In Canton, Miss., automaker Nissan is in violation of international labor standards on freedom of association through its aggressive interference with workers trying to exercise their fundamental right to organize a union , according to a new report released today by Mississippi NAACP President Derrick Johnson and international labor law expert Lance Compa.
Johnson says, “Nissan has launched a campaign of fear and intimidation” at the Canton plant, where some 4,000 workers are struggling for a voice at work to improve conditions and secure decent work for more members of their community.
Compa, a U.S. lawyer currently based in Europe, says that Nissan is not living up to the International Labor Organization (ILO) core labor standards, U.N. human rights principles and other international norms. Those standards ban employers from:
- Imposing pressure, instilling fear and making threats of any kind that undermine workers’ right to freedom of association.
- Creating an atmosphere of intimidation and fear with respect to union organizing.

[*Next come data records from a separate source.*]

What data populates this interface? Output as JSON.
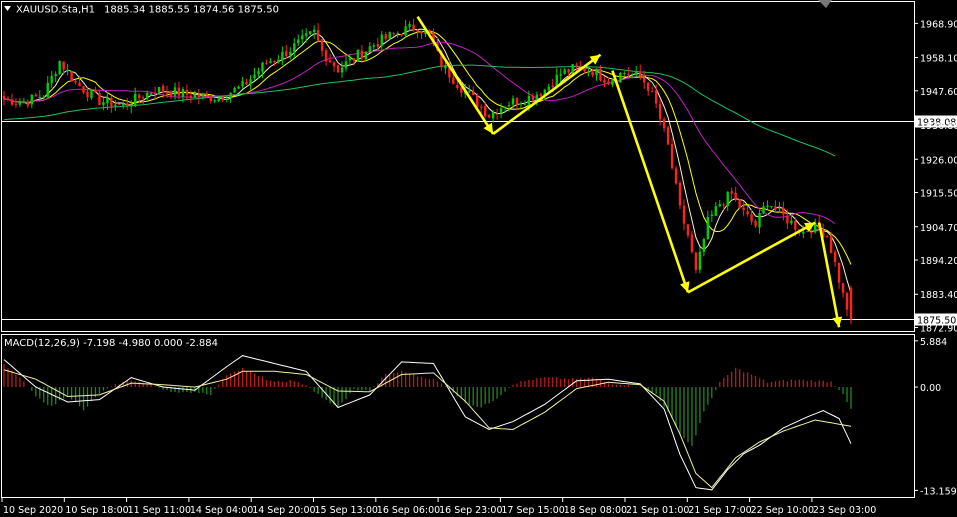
{
  "header": {
    "symbol_info": "XAUUSD.Sta,H1",
    "ohlc": "1885.34 1885.55 1874.56 1875.50",
    "menu_icon": "triangle-down-icon"
  },
  "colors": {
    "background": "#000000",
    "frame": "#ffffff",
    "bull": "#00d000",
    "bear": "#ff2020",
    "ma_fast": "#f5f5c8",
    "ma_mid": "#ffff00",
    "ma_slow": "#c020c0",
    "ma_long": "#20c060",
    "arrow": "#ffff00",
    "macd_pos": "#c01818",
    "macd_neg": "#1f8a1f",
    "signal": "#ffffff"
  },
  "chart_data": [
    {
      "type": "candlestick",
      "title": "XAUUSD.Sta,H1",
      "ohlc_last": {
        "open": 1885.34,
        "high": 1885.55,
        "low": 1874.56,
        "close": 1875.5
      },
      "y_ticks": [
        1968.9,
        1958.1,
        1947.6,
        1936.8,
        1926.0,
        1915.5,
        1904.7,
        1894.2,
        1883.4,
        1872.9
      ],
      "y_tick_labels": [
        "1968.90",
        "1958.10",
        "1947.60",
        "1936.80",
        "1926.00",
        "1915.50",
        "1904.70",
        "1894.20",
        "1883.40",
        "1872.90"
      ],
      "ylim": [
        1871.8,
        1975.0
      ],
      "horizontal_lines": [
        {
          "price": 1938.08,
          "label": "1938.08"
        },
        {
          "price": 1875.5,
          "label": "1875.50"
        }
      ],
      "x_tick_labels": [
        "10 Sep 2020",
        "10 Sep 18:00",
        "11 Sep 11:00",
        "14 Sep 04:00",
        "14 Sep 20:00",
        "15 Sep 13:00",
        "16 Sep 06:00",
        "16 Sep 23:00",
        "17 Sep 15:00",
        "18 Sep 08:00",
        "21 Sep 01:00",
        "21 Sep 17:00",
        "22 Sep 10:00",
        "23 Sep 03:00"
      ],
      "anchors": [
        [
          0,
          1945.0
        ],
        [
          5,
          1944.0
        ],
        [
          10,
          1946.5
        ],
        [
          14,
          1957.0
        ],
        [
          18,
          1950.0
        ],
        [
          24,
          1944.5
        ],
        [
          30,
          1943.0
        ],
        [
          38,
          1948.0
        ],
        [
          44,
          1947.0
        ],
        [
          48,
          1946.0
        ],
        [
          54,
          1945.5
        ],
        [
          60,
          1949.0
        ],
        [
          66,
          1956.5
        ],
        [
          70,
          1959.0
        ],
        [
          74,
          1962.5
        ],
        [
          78,
          1966.0
        ],
        [
          80,
          1960.0
        ],
        [
          84,
          1954.5
        ],
        [
          88,
          1958.0
        ],
        [
          94,
          1963.0
        ],
        [
          100,
          1966.5
        ],
        [
          104,
          1968.0
        ],
        [
          107,
          1965.0
        ],
        [
          110,
          1956.0
        ],
        [
          114,
          1950.0
        ],
        [
          118,
          1945.0
        ],
        [
          122,
          1940.0
        ],
        [
          126,
          1943.5
        ],
        [
          132,
          1945.5
        ],
        [
          136,
          1948.0
        ],
        [
          140,
          1953.0
        ],
        [
          144,
          1955.0
        ],
        [
          148,
          1954.0
        ],
        [
          152,
          1951.0
        ],
        [
          156,
          1953.5
        ],
        [
          160,
          1952.0
        ],
        [
          162,
          1949.0
        ],
        [
          164,
          1943.0
        ],
        [
          167,
          1930.0
        ],
        [
          170,
          1910.0
        ],
        [
          172,
          1902.0
        ],
        [
          174,
          1890.0
        ],
        [
          177,
          1906.0
        ],
        [
          180,
          1912.0
        ],
        [
          183,
          1915.0
        ],
        [
          186,
          1909.0
        ],
        [
          189,
          1905.0
        ],
        [
          192,
          1913.0
        ],
        [
          195,
          1909.0
        ],
        [
          198,
          1906.0
        ],
        [
          201,
          1903.0
        ],
        [
          203,
          1904.5
        ],
        [
          205,
          1904.0
        ],
        [
          207,
          1902.0
        ],
        [
          209,
          1893.0
        ],
        [
          211,
          1883.0
        ],
        [
          213,
          1875.5
        ]
      ],
      "arrows_drawn": [
        {
          "from_time_index": 104,
          "from_price": 1971.0,
          "to_time_index": 123,
          "to_price": 1934.0
        },
        {
          "from_time_index": 123,
          "from_price": 1934.0,
          "to_time_index": 150,
          "to_price": 1959.0
        },
        {
          "from_time_index": 153,
          "from_price": 1954.0,
          "to_time_index": 172,
          "to_price": 1884.0
        },
        {
          "from_time_index": 172,
          "from_price": 1884.0,
          "to_time_index": 204,
          "to_price": 1906.0
        },
        {
          "from_time_index": 205,
          "from_price": 1906.0,
          "to_time_index": 210,
          "to_price": 1873.0
        }
      ]
    },
    {
      "type": "bar",
      "title": "MACD(12,26,9) -7.198 -4.980 0.000 -2.884",
      "indicator_label": "MACD(12,26,9) -7.198 -4.980 0.000 -2.884",
      "y_tick_labels": [
        "5.884",
        "0.00",
        "-13.159"
      ],
      "y_ticks": [
        5.884,
        0.0,
        -13.159
      ],
      "ylim": [
        -14.0,
        6.5
      ],
      "histogram_anchors": [
        [
          0,
          2.8
        ],
        [
          4,
          1.2
        ],
        [
          8,
          -1.2
        ],
        [
          12,
          -2.5
        ],
        [
          16,
          -1.0
        ],
        [
          20,
          -3.0
        ],
        [
          24,
          -0.8
        ],
        [
          28,
          0.3
        ],
        [
          32,
          0.9
        ],
        [
          36,
          0.4
        ],
        [
          40,
          -0.2
        ],
        [
          44,
          -0.8
        ],
        [
          48,
          -0.6
        ],
        [
          52,
          -0.9
        ],
        [
          56,
          1.6
        ],
        [
          60,
          2.4
        ],
        [
          64,
          1.4
        ],
        [
          68,
          0.6
        ],
        [
          72,
          0.8
        ],
        [
          76,
          0.3
        ],
        [
          80,
          -1.4
        ],
        [
          84,
          -2.6
        ],
        [
          88,
          -0.3
        ],
        [
          92,
          -0.5
        ],
        [
          96,
          1.6
        ],
        [
          100,
          2.0
        ],
        [
          104,
          1.4
        ],
        [
          108,
          1.0
        ],
        [
          112,
          -0.2
        ],
        [
          116,
          -2.0
        ],
        [
          120,
          -2.6
        ],
        [
          124,
          -1.4
        ],
        [
          128,
          0.4
        ],
        [
          132,
          0.9
        ],
        [
          136,
          1.2
        ],
        [
          140,
          1.1
        ],
        [
          144,
          1.0
        ],
        [
          148,
          1.2
        ],
        [
          152,
          0.5
        ],
        [
          156,
          0.3
        ],
        [
          160,
          0.0
        ],
        [
          164,
          -0.9
        ],
        [
          167,
          -3.2
        ],
        [
          170,
          -6.0
        ],
        [
          173,
          -7.5
        ],
        [
          176,
          -3.2
        ],
        [
          180,
          0.6
        ],
        [
          184,
          2.4
        ],
        [
          188,
          1.6
        ],
        [
          192,
          0.6
        ],
        [
          196,
          0.8
        ],
        [
          200,
          0.9
        ],
        [
          204,
          0.8
        ],
        [
          208,
          0.7
        ],
        [
          211,
          -0.8
        ],
        [
          213,
          -2.9
        ]
      ],
      "signal_anchors": [
        [
          0,
          2.2
        ],
        [
          8,
          1.0
        ],
        [
          16,
          -1.2
        ],
        [
          24,
          -1.0
        ],
        [
          32,
          0.5
        ],
        [
          40,
          0.3
        ],
        [
          48,
          0.0
        ],
        [
          56,
          1.0
        ],
        [
          60,
          2.0
        ],
        [
          68,
          2.0
        ],
        [
          76,
          1.6
        ],
        [
          84,
          -0.5
        ],
        [
          92,
          -0.6
        ],
        [
          100,
          1.6
        ],
        [
          108,
          1.8
        ],
        [
          116,
          -1.8
        ],
        [
          122,
          -5.2
        ],
        [
          128,
          -5.4
        ],
        [
          136,
          -3.2
        ],
        [
          144,
          -0.2
        ],
        [
          152,
          0.6
        ],
        [
          160,
          0.3
        ],
        [
          166,
          -1.8
        ],
        [
          170,
          -6.0
        ],
        [
          174,
          -11.0
        ],
        [
          178,
          -12.8
        ],
        [
          184,
          -9.0
        ],
        [
          190,
          -7.0
        ],
        [
          196,
          -5.6
        ],
        [
          204,
          -4.2
        ],
        [
          213,
          -5.0
        ]
      ],
      "macd_anchors": [
        [
          0,
          3.5
        ],
        [
          8,
          0.0
        ],
        [
          16,
          -1.9
        ],
        [
          24,
          -1.6
        ],
        [
          32,
          1.2
        ],
        [
          40,
          0.0
        ],
        [
          48,
          -0.4
        ],
        [
          56,
          2.6
        ],
        [
          60,
          4.0
        ],
        [
          68,
          3.0
        ],
        [
          76,
          2.0
        ],
        [
          84,
          -2.6
        ],
        [
          92,
          -1.0
        ],
        [
          100,
          3.2
        ],
        [
          108,
          3.0
        ],
        [
          116,
          -3.8
        ],
        [
          122,
          -5.4
        ],
        [
          128,
          -4.4
        ],
        [
          136,
          -2.2
        ],
        [
          144,
          0.8
        ],
        [
          152,
          1.0
        ],
        [
          160,
          0.4
        ],
        [
          166,
          -2.8
        ],
        [
          170,
          -8.6
        ],
        [
          174,
          -12.8
        ],
        [
          178,
          -13.1
        ],
        [
          182,
          -10.5
        ],
        [
          186,
          -8.5
        ],
        [
          190,
          -7.4
        ],
        [
          196,
          -5.2
        ],
        [
          202,
          -3.8
        ],
        [
          206,
          -3.0
        ],
        [
          210,
          -4.0
        ],
        [
          213,
          -7.2
        ]
      ]
    }
  ]
}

- Pressuring or threatening retaliatory measures against workers if they choose union representation.
- Denying reasonable access for workers to hear from union representatives inside the workplace.
Workers’ descriptions of how they are treated behind the walls of the massive Nissan plant in Canton, Miss., affirm that Nissan is systematically interfering with the internationally recognized right to form a union.
In the report, Choosing Rights: Nissan in Canton, Miss., and Workers’ Freedom of Association Under International Human Rights Standards , workers describe intensive anti-union captive audience meetings in which they were forced to watch films and hear speeches filled with implicit threats of plant closure if they form a union, and one-on-one meetings with supervisors warning of dire consequences if they choose union representation.
Also, the report says, Nissan targets its anti-union behavior at hundreds of “associates” or temporary workers, known as precarious workers globally, many of whom do the same work as regular Nissan employees but are paid lower wages and have less job security. The report concludes temp workers, because of their tenuous situation, often feel even more susceptible to the company’s intimidation and climate of fear if they support a union.
The report calls on Nissan to end its anti-union campaign and affirm the workers' right to organize; end its threats to close the plant if the workers vote for union representation; commit to bargain in good faith if the workers choose union representation; and grant access to UAW representatives so employees can receive information from the union inside the workplace.